### ASSIGNMENT:
In this exercise, reproduce the whole listing exactly.

### PROVIDED DATA:
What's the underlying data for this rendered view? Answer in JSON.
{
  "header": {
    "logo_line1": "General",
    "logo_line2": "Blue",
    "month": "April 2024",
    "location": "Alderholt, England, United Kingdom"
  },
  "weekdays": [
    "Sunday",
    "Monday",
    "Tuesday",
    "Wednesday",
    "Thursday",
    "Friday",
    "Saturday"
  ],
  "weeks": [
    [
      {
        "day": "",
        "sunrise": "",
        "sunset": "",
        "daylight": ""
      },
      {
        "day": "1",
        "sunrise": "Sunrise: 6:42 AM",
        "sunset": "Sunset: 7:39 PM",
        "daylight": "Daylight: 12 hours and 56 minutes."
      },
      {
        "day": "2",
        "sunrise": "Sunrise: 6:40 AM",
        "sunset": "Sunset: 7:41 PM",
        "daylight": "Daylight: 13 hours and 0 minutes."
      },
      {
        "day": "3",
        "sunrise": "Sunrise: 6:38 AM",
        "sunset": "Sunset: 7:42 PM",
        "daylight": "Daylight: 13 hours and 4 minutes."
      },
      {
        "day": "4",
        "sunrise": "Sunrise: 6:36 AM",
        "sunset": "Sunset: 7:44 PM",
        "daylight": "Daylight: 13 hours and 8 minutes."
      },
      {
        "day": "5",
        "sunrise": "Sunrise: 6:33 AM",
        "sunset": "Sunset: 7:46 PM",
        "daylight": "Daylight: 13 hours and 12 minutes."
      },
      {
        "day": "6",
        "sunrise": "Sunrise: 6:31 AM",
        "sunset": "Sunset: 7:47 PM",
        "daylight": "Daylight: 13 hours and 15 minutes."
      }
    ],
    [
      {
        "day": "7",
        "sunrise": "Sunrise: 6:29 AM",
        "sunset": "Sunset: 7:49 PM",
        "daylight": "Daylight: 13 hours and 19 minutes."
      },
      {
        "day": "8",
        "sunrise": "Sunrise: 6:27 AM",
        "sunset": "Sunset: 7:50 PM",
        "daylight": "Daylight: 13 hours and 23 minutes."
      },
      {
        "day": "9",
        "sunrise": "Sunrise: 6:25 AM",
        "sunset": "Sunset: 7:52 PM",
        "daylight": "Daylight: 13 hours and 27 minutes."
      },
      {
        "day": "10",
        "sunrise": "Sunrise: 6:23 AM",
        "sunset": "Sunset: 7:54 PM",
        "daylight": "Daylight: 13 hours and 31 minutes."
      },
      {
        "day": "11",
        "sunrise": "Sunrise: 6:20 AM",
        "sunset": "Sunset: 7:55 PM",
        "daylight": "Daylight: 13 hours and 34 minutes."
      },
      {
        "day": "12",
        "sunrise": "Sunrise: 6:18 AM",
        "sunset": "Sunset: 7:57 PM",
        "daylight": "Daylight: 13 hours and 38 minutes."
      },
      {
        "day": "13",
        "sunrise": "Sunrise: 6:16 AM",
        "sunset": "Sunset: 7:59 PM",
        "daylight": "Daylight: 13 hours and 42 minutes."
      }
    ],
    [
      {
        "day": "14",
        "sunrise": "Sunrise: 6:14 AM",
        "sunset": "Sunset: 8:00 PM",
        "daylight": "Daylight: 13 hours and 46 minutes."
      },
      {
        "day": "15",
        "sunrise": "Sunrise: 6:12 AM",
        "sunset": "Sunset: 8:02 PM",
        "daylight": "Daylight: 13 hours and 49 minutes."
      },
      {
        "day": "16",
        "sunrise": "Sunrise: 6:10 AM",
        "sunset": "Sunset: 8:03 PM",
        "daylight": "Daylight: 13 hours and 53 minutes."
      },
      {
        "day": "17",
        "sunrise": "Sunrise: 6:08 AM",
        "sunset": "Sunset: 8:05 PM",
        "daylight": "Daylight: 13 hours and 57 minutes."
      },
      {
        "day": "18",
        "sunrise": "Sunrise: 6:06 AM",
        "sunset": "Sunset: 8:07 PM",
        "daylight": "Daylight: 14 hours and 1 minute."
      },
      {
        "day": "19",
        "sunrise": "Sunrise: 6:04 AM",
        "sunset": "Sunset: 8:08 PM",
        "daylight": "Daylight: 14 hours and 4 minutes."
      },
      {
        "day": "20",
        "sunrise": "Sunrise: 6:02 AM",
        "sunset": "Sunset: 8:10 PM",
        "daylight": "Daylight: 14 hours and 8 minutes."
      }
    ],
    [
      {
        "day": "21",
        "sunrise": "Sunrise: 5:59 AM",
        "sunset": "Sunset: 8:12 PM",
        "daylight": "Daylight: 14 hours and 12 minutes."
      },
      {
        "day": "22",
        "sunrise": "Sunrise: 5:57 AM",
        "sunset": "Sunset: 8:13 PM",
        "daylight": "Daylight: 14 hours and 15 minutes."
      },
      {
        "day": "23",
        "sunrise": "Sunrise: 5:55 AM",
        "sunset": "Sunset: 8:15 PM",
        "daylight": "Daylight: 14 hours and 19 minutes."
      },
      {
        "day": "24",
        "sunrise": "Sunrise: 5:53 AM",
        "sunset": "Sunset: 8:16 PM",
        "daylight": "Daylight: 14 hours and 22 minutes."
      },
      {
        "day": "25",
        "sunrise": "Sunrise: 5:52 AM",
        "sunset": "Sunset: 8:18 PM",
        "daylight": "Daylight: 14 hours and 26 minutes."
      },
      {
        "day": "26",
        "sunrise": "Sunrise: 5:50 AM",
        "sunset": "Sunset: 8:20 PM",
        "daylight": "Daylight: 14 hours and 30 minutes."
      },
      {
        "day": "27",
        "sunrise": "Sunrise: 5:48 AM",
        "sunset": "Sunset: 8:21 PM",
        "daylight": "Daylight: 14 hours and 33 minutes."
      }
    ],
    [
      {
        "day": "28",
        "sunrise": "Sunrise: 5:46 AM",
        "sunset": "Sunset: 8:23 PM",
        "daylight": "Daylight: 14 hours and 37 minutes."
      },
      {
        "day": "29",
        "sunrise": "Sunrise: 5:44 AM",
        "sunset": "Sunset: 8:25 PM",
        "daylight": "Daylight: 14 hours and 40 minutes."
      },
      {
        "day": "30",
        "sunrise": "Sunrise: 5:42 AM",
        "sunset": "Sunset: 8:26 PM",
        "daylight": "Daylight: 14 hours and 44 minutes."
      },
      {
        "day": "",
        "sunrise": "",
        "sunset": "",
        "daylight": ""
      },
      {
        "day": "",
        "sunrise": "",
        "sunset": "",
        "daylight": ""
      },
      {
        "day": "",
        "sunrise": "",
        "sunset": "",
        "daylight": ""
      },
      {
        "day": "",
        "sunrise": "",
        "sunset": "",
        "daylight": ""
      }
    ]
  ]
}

### COMPLETED TASK:
What's the underlying data for this rendered view? Answer in JSON.
{
  "header": {
    "logo_line1": "General",
    "logo_line2": "Blue",
    "month": "April 2024",
    "location": "Alderholt, England, United Kingdom"
  },
  "weekdays": [
    "Sunday",
    "Monday",
    "Tuesday",
    "Wednesday",
    "Thursday",
    "Friday",
    "Saturday"
  ],
  "weeks": [
    [
      {
        "day": "",
        "sunrise": "",
        "sunset": "",
        "daylight": ""
      },
      {
        "day": "1",
        "sunrise": "Sunrise: 6:42 AM",
        "sunset": "Sunset: 7:39 PM",
        "daylight": "Daylight: 12 hours and 56 minutes."
      },
      {
        "day": "2",
        "sunrise": "Sunrise: 6:40 AM",
        "sunset": "Sunset: 7:41 PM",
        "daylight": "Daylight: 13 hours and 0 minutes."
      },
      {
        "day": "3",
        "sunrise": "Sunrise: 6:38 AM",
        "sunset": "Sunset: 7:42 PM",
        "daylight": "Daylight: 13 hours and 4 minutes."
      },
      {
        "day": "4",
        "sunrise": "Sunrise: 6:36 AM",
        "sunset": "Sunset: 7:44 PM",
        "daylight": "Daylight: 13 hours and 8 minutes."
      },
      {
        "day": "5",
        "sunrise": "Sunrise: 6:33 AM",
        "sunset": "Sunset: 7:46 PM",
        "daylight": "Daylight: 13 hours and 12 minutes."
      },
      {
        "day": "6",
        "sunrise": "Sunrise: 6:31 AM",
        "sunset": "Sunset: 7:47 PM",
        "daylight": "Daylight: 13 hours and 15 minutes."
      }
    ],
    [
      {
        "day": "7",
        "sunrise": "Sunrise: 6:29 AM",
        "sunset": "Sunset: 7:49 PM",
        "daylight": "Daylight: 13 hours and 19 minutes."
      },
      {
        "day": "8",
        "sunrise": "Sunrise: 6:27 AM",
        "sunset": "Sunset: 7:50 PM",
        "daylight": "Daylight: 13 hours and 23 minutes."
      },
      {
        "day": "9",
        "sunrise": "Sunrise: 6:25 AM",
        "sunset": "Sunset: 7:52 PM",
        "daylight": "Daylight: 13 hours and 27 minutes."
      },
      {
        "day": "10",
        "sunrise": "Sunrise: 6:23 AM",
        "sunset": "Sunset: 7:54 PM",
        "daylight": "Daylight: 13 hours and 31 minutes."
      },
      {
        "day": "11",
        "sunrise": "Sunrise: 6:20 AM",
        "sunset": "Sunset: 7:55 PM",
        "daylight": "Daylight: 13 hours and 34 minutes."
      },
      {
        "day": "12",
        "sunrise": "Sunrise: 6:18 AM",
        "sunset": "Sunset: 7:57 PM",
        "daylight": "Daylight: 13 hours and 38 minutes."
      },
      {
        "day": "13",
        "sunrise": "Sunrise: 6:16 AM",
        "sunset": "Sunset: 7:59 PM",
        "daylight": "Daylight: 13 hours and 42 minutes."
      }
    ],
    [
      {
        "day": "14",
        "sunrise": "Sunrise: 6:14 AM",
        "sunset": "Sunset: 8:00 PM",
        "daylight": "Daylight: 13 hours and 46 minutes."
      },
      {
        "day": "15",
        "sunrise": "Sunrise: 6:12 AM",
        "sunset": "Sunset: 8:02 PM",
        "daylight": "Daylight: 13 hours and 49 minutes."
      },
      {
        "day": "16",
        "sunrise": "Sunrise: 6:10 AM",
        "sunset": "Sunset: 8:03 PM",
        "daylight": "Daylight: 13 hours and 53 minutes."
      },
      {
        "day": "17",
        "sunrise": "Sunrise: 6:08 AM",
        "sunset": "Sunset: 8:05 PM",
        "daylight": "Daylight: 13 hours and 57 minutes."
      },
      {
        "day": "18",
        "sunrise": "Sunrise: 6:06 AM",
        "sunset": "Sunset: 8:07 PM",
        "daylight": "Daylight: 14 hours and 1 minute."
      },
      {
        "day": "19",
        "sunrise": "Sunrise: 6:04 AM",
        "sunset": "Sunset: 8:08 PM",
        "daylight": "Daylight: 14 hours and 4 minutes."
      },
      {
        "day": "20",
        "sunrise": "Sunrise: 6:02 AM",
        "sunset": "Sunset: 8:10 PM",
        "daylight": "Daylight: 14 hours and 8 minutes."
      }
    ],
    [
      {
        "day": "21",
        "sunrise": "Sunrise: 5:59 AM",
        "sunset": "Sunset: 8:12 PM",
        "daylight": "Daylight: 14 hours and 12 minutes."
      },
      {
        "day": "22",
        "sunrise": "Sunrise: 5:57 AM",
        "sunset": "Sunset: 8:13 PM",
        "daylight": "Daylight: 14 hours and 15 minutes."
      },
      {
        "day": "23",
        "sunrise": "Sunrise: 5:55 AM",
        "sunset": "Sunset: 8:15 PM",
        "daylight": "Daylight: 14 hours and 19 minutes."
      },
      {
        "day": "24",
        "sunrise": "Sunrise: 5:53 AM",
        "sunset": "Sunset: 8:16 PM",
        "daylight": "Daylight: 14 hours and 22 minutes."
      },
      {
        "day": "25",
        "sunrise": "Sunrise: 5:52 AM",
        "sunset": "Sunset: 8:18 PM",
        "daylight": "Daylight: 14 hours and 26 minutes."
      },
      {
        "day": "26",
        "sunrise": "Sunrise: 5:50 AM",
        "sunset": "Sunset: 8:20 PM",
        "daylight": "Daylight: 14 hours and 30 minutes."
      },
      {
        "day": "27",
        "sunrise": "Sunrise: 5:48 AM",
        "sunset": "Sunset: 8:21 PM",
        "daylight": "Daylight: 14 hours and 33 minutes."
      }
    ],
    [
      {
        "day": "28",
        "sunrise": "Sunrise: 5:46 AM",
        "sunset": "Sunset: 8:23 PM",
        "daylight": "Daylight: 14 hours and 37 minutes."
      },
      {
        "day": "29",
        "sunrise": "Sunrise: 5:44 AM",
        "sunset": "Sunset: 8:25 PM",
        "daylight": "Daylight: 14 hours and 40 minutes."
      },
      {
        "day": "30",
        "sunrise": "Sunrise: 5:42 AM",
        "sunset": "Sunset: 8:26 PM",
        "daylight": "Daylight: 14 hours and 44 minutes."
      },
      {
        "day": "",
        "sunrise": "",
        "sunset": "",
        "daylight": ""
      },
      {
        "day": "",
        "sunrise": "",
        "sunset": "",
        "daylight": ""
      },
      {
        "day": "",
        "sunrise": "",
        "sunset": "",
        "daylight": ""
      },
      {
        "day": "",
        "sunrise": "",
        "sunset": "",
        "daylight": ""
      }
    ]
  ]
}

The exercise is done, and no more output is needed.